ASSE said today that its president, Michael Thompson, has sent a letter to President George W. Bush urging him to appoint NIOSH Director Dr. John Howard to another six-year term. ASSE, AIHA, and others have been urging reappointment for some time, but this new letter states that ASSE "recently learned that CDC's leadership will not renew Dr. Howard's six-year appointment as NIOSH Director."
Howard, an articulate, visonary leader who once headed Cal/OSHA, knows safety and health and has a strong interest in investigating and understanding nascent health issues such as nanotechnology. Even today, the NIOSH blog's lead item is an important discussion of the similar bodily response to long multi-walled carbon nanotubes as to asbestos fibers. New Japanese and British research supports treating them with equal care, such as under sealed or automated conditions or wich local exhaust systems in place, according to this post from Vladimir V. Murashov, Ph.D., Special Assistant for Nanotechnology to the NIOSH Director.
But back to Thompson's letter: "ASSE has seen a significant advancement of the mission of NIOSH within the Department of Health and Human Services' (HHS) Centers for Disease Control (CDC) under the creative and dedicated leadership of Dr. Howard," wrote Thompson, CSP. "Dr. Howard has been instrumental in unleashing a wealth of talent at NIOSH and helping bring together the research and educational resources of NIOSH to the day-to-day practice of our members in workplaces across the nation. We do not know why such a highly competent leader and administrator of an agency that has been, by any measure, a success in the eyes of our members and the entire safety and health community should not be reappointed. The very positive impact your Administration has had on occupational safety and health through Dr. Howard should be allowed to continue to the end and beyond this Administration. We can think of no more fitting legacy for your Administration’s success in providing leadership in occupational safety and health than by allowing Dr. Howard to continue in this role."

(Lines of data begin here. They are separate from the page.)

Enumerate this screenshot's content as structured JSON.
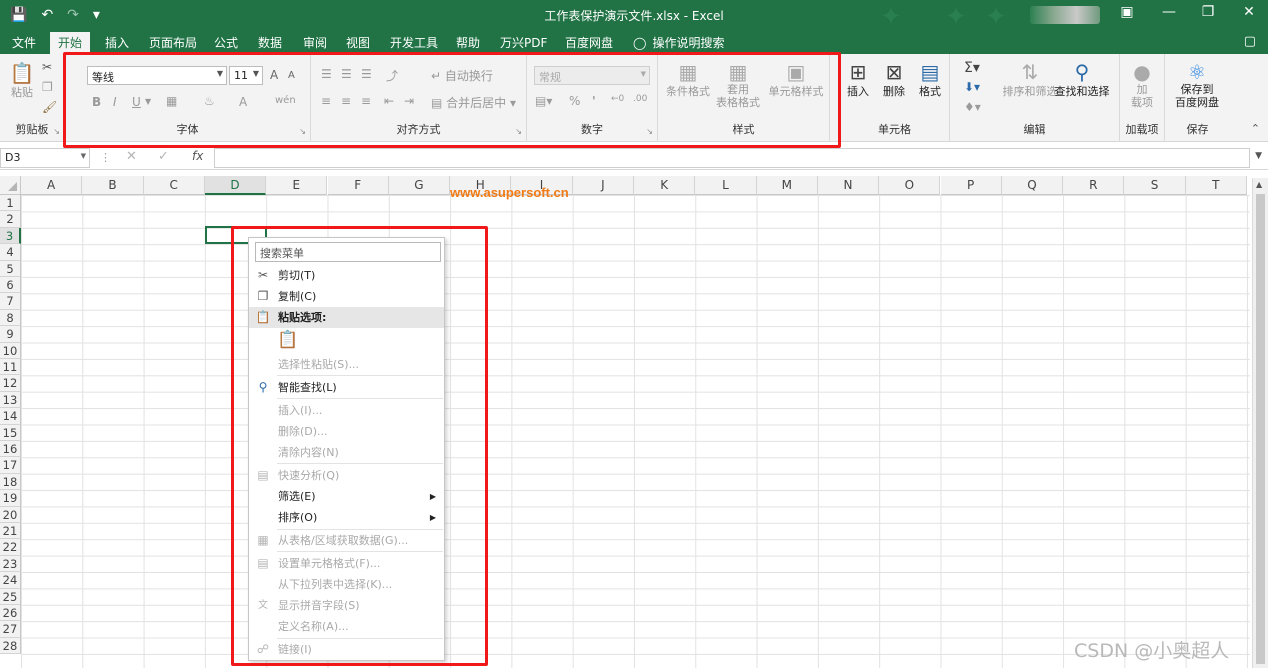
{
  "titlebar": {
    "title": "工作表保护演示文件.xlsx  -  Excel",
    "save_icon": "save-icon",
    "undo_icon": "undo-icon",
    "redo_icon": "redo-icon",
    "customize_icon": "customize-qat-icon"
  },
  "tabs": [
    "文件",
    "开始",
    "插入",
    "页面布局",
    "公式",
    "数据",
    "审阅",
    "视图",
    "开发工具",
    "帮助",
    "万兴PDF",
    "百度网盘"
  ],
  "active_tab": "开始",
  "tell_me": "操作说明搜索",
  "ribbon": {
    "clipboard": {
      "paste": "粘贴",
      "label": "剪贴板"
    },
    "font": {
      "name": "等线",
      "size": "11",
      "label": "字体",
      "bold": "B",
      "italic": "I",
      "underline": "U",
      "grow": "A",
      "shrink": "A",
      "color_a": "A",
      "phonetic": "wén"
    },
    "alignment": {
      "wrap": "自动换行",
      "merge": "合并后居中",
      "label": "对齐方式"
    },
    "number": {
      "format": "常规",
      "percent": "%",
      "comma": "'",
      "label": "数字"
    },
    "styles": {
      "conditional": "条件格式",
      "table_format_1": "套用",
      "table_format_2": "表格格式",
      "cell_styles": "单元格样式",
      "label": "样式"
    },
    "cells": {
      "insert": "插入",
      "delete": "删除",
      "format": "格式",
      "label": "单元格"
    },
    "editing": {
      "sort_filter": "排序和筛选",
      "find_select": "查找和选择",
      "label": "编辑"
    },
    "addins": {
      "addin_1": "加",
      "addin_2": "载项",
      "label": "加载项"
    },
    "save": {
      "save_1": "保存到",
      "save_2": "百度网盘",
      "label": "保存"
    }
  },
  "formula_bar": {
    "name_box": "D3",
    "fx": "fx",
    "value": ""
  },
  "columns": [
    "A",
    "B",
    "C",
    "D",
    "E",
    "F",
    "G",
    "H",
    "I",
    "J",
    "K",
    "L",
    "M",
    "N",
    "O",
    "P",
    "Q",
    "R",
    "S",
    "T"
  ],
  "rows": [
    "1",
    "2",
    "3",
    "4",
    "5",
    "6",
    "7",
    "8",
    "9",
    "10",
    "11",
    "12",
    "13",
    "14",
    "15",
    "16",
    "17",
    "18",
    "19",
    "20",
    "21",
    "22",
    "23",
    "24",
    "25",
    "26",
    "27",
    "28"
  ],
  "selected_cell": "D3",
  "watermark": "www.asupersoft.cn",
  "context_menu": {
    "search_placeholder": "搜索菜单",
    "cut": "剪切(T)",
    "copy": "复制(C)",
    "paste_options": "粘贴选项:",
    "paste_special": "选择性粘贴(S)...",
    "smart_lookup": "智能查找(L)",
    "insert": "插入(I)...",
    "delete": "删除(D)...",
    "clear": "清除内容(N)",
    "quick_analysis": "快速分析(Q)",
    "filter": "筛选(E)",
    "sort": "排序(O)",
    "get_data": "从表格/区域获取数据(G)...",
    "format_cells": "设置单元格格式(F)...",
    "pick_list": "从下拉列表中选择(K)...",
    "phonetic": "显示拼音字段(S)",
    "define_name": "定义名称(A)...",
    "link": "链接(I)"
  },
  "credit": "CSDN @小奥超人",
  "colors": {
    "excel_green": "#217346",
    "highlight_red": "#f01818",
    "watermark_orange": "#f27b13"
  }
}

The letter cites these NIOSH accomplishments under Howard: improved integration of the safety and health community in setting NIOSH’s research agenda, 2) leadership in addressing the safety and health risks of emerging technologies, most notably nanotechnology; 3) increased accountability for NIOSH’s research programs by inviting examination through the National Academy of Sciences and the Institute of Medicine, and 4) active outreach to safety and health practitioners and bringing the research results funded through NIOSH directly to the job site where ASSE members work.